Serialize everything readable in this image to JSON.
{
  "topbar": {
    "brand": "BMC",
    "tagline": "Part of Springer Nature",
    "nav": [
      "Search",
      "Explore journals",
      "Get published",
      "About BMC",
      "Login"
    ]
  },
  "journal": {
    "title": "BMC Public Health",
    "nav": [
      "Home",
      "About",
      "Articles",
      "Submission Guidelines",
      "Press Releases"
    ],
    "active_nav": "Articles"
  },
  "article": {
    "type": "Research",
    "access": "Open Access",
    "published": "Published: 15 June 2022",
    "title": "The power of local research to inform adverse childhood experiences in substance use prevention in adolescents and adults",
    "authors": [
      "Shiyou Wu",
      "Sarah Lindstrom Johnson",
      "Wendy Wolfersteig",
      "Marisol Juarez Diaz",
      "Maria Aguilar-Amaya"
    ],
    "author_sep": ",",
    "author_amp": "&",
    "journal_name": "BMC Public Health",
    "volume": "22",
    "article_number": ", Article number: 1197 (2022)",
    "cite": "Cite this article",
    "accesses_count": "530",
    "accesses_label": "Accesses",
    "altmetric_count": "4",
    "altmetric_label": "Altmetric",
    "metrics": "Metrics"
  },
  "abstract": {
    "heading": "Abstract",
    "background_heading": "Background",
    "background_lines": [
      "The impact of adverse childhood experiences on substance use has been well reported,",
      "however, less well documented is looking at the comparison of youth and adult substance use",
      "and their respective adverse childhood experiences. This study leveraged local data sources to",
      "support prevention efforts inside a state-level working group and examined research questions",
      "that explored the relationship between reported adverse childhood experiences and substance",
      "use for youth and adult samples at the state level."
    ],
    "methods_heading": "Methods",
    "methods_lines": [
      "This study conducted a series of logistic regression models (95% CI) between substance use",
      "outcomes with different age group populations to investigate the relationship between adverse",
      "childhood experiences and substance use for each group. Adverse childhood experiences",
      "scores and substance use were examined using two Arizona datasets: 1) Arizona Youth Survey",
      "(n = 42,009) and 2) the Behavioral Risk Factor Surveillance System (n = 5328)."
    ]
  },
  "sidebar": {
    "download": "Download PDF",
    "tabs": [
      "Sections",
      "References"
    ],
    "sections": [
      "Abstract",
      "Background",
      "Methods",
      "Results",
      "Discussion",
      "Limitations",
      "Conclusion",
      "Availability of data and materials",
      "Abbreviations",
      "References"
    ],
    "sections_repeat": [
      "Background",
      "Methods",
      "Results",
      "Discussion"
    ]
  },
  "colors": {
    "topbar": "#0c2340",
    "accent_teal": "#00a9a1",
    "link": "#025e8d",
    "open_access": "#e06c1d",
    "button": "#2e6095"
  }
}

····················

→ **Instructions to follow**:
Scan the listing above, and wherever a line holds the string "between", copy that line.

→ **Response to the task**:
      "that explored the relationship between reported adverse childhood experiences and substance",
      "This study conducted a series of logistic regression models (95% CI) between substance use",
      "outcomes with different age group populations to investigate the relationship between adverse",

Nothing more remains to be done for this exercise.